- Are the interests of the managers of the spinoff aligned with yours? Are they incentivized through stock ownership to continue focusing on enhancing shareholder value?
- What’s the reason for the spinoff? Evaluate the company’s debt and assets to make sure the ‘bad stuff’ isn’t being dumped into the new company.
- Look at operating income compared to net working capital, less cash to see if the spinoff has strategic advantages.
- Valuation, valuation, valuation—is the spinoff headed for the starting gate with a reasonable valuation? You may have to do a little digging here, to compare the spinoffs business with its peers to see if a valuation advantage exists.
Fortunately, the Securities & Exchange Commission requires that companies planning to separate file pro-forma statements so investors can take a look-see at what the spunoff company might look like. Those are called 10-12B forms.
I recently ran a search on upcoming spinoffs to see which companies looked interesting from an investment standpoint.
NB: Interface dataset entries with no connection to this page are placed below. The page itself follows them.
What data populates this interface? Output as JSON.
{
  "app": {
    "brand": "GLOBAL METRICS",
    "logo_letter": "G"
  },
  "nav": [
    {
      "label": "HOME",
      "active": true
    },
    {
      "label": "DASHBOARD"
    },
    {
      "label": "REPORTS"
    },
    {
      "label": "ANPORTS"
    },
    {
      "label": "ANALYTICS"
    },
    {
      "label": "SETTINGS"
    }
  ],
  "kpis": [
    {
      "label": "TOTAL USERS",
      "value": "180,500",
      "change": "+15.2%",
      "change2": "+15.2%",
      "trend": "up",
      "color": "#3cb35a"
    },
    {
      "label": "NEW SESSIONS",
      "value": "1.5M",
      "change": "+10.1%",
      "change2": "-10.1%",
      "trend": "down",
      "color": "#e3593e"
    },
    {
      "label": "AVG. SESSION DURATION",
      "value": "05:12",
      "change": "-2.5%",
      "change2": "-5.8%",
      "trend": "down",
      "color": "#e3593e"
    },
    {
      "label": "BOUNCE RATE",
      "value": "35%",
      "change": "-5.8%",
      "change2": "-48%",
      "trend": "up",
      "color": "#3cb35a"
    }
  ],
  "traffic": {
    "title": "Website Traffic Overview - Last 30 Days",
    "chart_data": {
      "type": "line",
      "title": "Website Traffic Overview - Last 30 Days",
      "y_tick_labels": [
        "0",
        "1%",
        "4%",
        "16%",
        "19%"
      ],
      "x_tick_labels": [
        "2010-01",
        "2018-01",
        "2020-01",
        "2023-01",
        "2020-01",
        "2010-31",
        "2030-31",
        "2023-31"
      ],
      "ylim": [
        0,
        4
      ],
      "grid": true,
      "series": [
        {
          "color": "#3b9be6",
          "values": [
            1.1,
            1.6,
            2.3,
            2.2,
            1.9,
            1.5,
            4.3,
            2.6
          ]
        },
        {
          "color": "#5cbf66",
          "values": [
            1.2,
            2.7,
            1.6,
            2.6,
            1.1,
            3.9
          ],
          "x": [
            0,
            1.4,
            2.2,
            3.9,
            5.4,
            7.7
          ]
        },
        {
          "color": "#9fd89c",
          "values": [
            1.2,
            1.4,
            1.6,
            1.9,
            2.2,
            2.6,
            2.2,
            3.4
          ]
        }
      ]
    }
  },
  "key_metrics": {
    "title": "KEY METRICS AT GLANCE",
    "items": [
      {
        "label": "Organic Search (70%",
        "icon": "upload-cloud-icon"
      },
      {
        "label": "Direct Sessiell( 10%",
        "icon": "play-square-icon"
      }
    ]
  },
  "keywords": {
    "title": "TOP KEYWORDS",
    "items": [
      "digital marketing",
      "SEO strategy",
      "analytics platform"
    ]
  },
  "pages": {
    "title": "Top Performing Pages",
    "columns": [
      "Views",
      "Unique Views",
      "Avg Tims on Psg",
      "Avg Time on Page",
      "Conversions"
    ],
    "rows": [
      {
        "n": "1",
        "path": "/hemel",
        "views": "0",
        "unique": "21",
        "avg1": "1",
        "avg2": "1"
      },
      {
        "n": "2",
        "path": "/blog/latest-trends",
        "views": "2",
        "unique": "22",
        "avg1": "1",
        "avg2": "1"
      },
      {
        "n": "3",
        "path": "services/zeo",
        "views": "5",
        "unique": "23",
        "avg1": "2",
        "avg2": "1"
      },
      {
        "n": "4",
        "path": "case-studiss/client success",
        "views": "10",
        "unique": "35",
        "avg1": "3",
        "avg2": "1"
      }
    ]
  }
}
Of the 31 deals I researched (in addition to JCI and DHR discussed above), I found five more that look interesting.
You can see that—for the most part—Wall Street rates most of these parent company stocks as ‘Buys’. I also researched a few technical parameters, and in that arena, each company scored an 80% or better chance of outperformance in the months ahead.
That review, of course, doesn’t tell us anything about the performance of the ensuing spinoff stock. But right now, these five companies are getting a lot of Wall Street attention, as the analysts think there are compelling reasons for the spinoffs. So, roll up your sleeves and see if the spinoff makes sense to you. If so, you might want to dive into a couple—before the new stock is handed out.
Editor, Wall Street’s Best Investments and Wall Street’s Best Dividend Stocks